Page 3: Hardbound History | "Historic Photos of Delaware" recalls a simpler time.
“Historic Photos of Delaware” recalls a simpler time.
History buffs have a lot to love about Delaware. And those buffs have a lot to love about Ellen Rendle.
Curator of maps and photographs at the Delaware Historical Society in Wilmington, Rendle has taken the museum experience out of the galleries and onto bookshelves with her latest book, “Historic Photos of Delaware.”
Sifting through more than 500,000 black-and-white photographs from the historical society and the Library of Congress, Rendle captioned and detailed 199 pictorial records of social and civil history in Delaware, the earliest accounts dating to the 1860s—in other words, back when Old New Castle was simply New Castle.
“I tried to figure out what would give the best representation of home life, national life and work life,” she says. “This book gives a very well-rounded view of all of that.”
Pulling from city directories as early as 1814 and compiling information from the historical society’s research library, Rendle spent a month filling in the interesting facts and details spotlighting the mosaic of railroads, steamboats, storefronts and cityscapes.
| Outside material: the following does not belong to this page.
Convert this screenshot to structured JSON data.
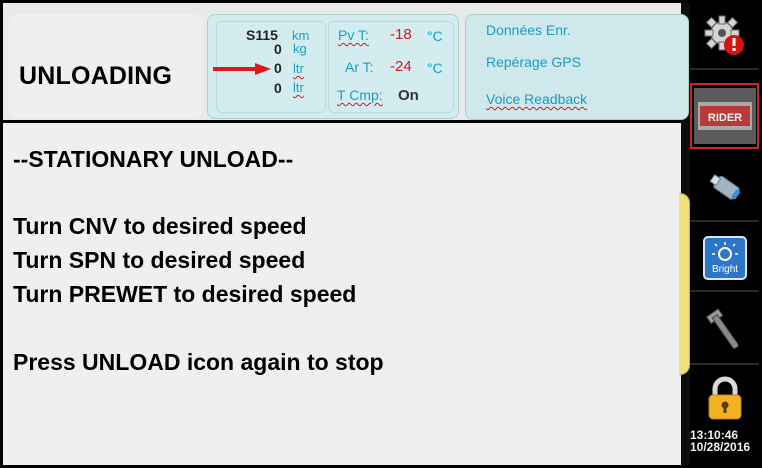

Rendle is especially fond of the photos of butchers and farmers at local farmer’s markets, the views of old train stations and the Delaware Memorial Bridge under construction.
The 216-page book will be the topic of discussion during Rendle’s book signing at 9th Street Books in Wilmington on November 13. The event will last from 11:30 a.m. to 1:30 p.m. and copies will be available for $39.95. —Emily Riley
Page 4: Eating to Nirvana
Eating to Nirvana
Aileen McCabe-Maucher and her husband, Hugo, wrote “The Inner Peace Diet” to show you how to eat your way to spiritual fulfillment while losing weight. Aileen is a life coach and former counselor. Hugo is a professional chef who specializes in organic cuisine.
There’s a little more to the diet than limiting fats and carbohydrates. “The Inner Peace Diet” explains which foods nourish each chakra, energy points along the human spine and head that, in ancient Eastern cultures, were believed to affect well-being.
“You won’t see chakras on an MRI or X-ray, but each has a specific function that helps spiritual growth,” Aileen says.
Each chakra is represented by a different color, which represents a certain food. So in the chapter describing red chakra, which governs basic instincts, Hugo composed recipes that feature red vegetables and fruits such as peppers, tomatoes and strawberries.
“There is an old saying that you eat with your eyes,” Hugo says. “Seeing the colors of the chakra automatically triggers your body to accept the benefits to that chakra.”
Diets often fail because they do not address the personal and spiritual growth people need to maintain weight loss and happiness, Aileen says.
“People think if they lose weight they will feel fabulous,” she says. “But then they reach their goal and they still aren’t happy.”
The Inner Peace Diet can be pre-ordered on Amazon.com for $16.95. It will reach bookstores in December. For more information, visit www.innerpeacediet.com. —Sara Kenney